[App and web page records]
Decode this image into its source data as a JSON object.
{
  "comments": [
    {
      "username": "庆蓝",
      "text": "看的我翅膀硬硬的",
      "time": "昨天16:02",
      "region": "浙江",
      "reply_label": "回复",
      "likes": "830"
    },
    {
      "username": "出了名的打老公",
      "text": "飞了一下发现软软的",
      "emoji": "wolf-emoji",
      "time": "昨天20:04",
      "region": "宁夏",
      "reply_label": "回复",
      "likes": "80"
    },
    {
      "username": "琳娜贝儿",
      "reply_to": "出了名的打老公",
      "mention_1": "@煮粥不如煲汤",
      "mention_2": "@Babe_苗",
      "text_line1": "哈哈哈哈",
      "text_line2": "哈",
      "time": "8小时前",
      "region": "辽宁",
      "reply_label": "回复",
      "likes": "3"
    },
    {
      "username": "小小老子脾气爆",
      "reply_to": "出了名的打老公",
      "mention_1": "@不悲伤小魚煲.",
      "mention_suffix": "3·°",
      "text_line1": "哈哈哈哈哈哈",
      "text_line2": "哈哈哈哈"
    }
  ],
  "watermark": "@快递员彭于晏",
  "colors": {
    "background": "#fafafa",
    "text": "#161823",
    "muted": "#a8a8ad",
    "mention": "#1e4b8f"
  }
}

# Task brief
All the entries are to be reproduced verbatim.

# Answer space
Decode this image into its source data as a JSON object.
{
  "comments": [
    {
      "username": "庆蓝",
      "text": "看的我翅膀硬硬的",
      "time": "昨天16:02",
      "region": "浙江",
      "reply_label": "回复",
      "likes": "830"
    },
    {
      "username": "出了名的打老公",
      "text": "飞了一下发现软软的",
      "emoji": "wolf-emoji",
      "time": "昨天20:04",
      "region": "宁夏",
      "reply_label": "回复",
      "likes": "80"
    },
    {
      "username": "琳娜贝儿",
      "reply_to": "出了名的打老公",
      "mention_1": "@煮粥不如煲汤",
      "mention_2": "@Babe_苗",
      "text_line1": "哈哈哈哈",
      "text_line2": "哈",
      "time": "8小时前",
      "region": "辽宁",
      "reply_label": "回复",
      "likes": "3"
    },
    {
      "username": "小小老子脾气爆",
      "reply_to": "出了名的打老公",
      "mention_1": "@不悲伤小魚煲.",
      "mention_suffix": "3·°",
      "text_line1": "哈哈哈哈哈哈",
      "text_line2": "哈哈哈哈"
    }
  ],
  "watermark": "@快递员彭于晏",
  "colors": {
    "background": "#fafafa",
    "text": "#161823",
    "muted": "#a8a8ad",
    "mention": "#1e4b8f"
  }
}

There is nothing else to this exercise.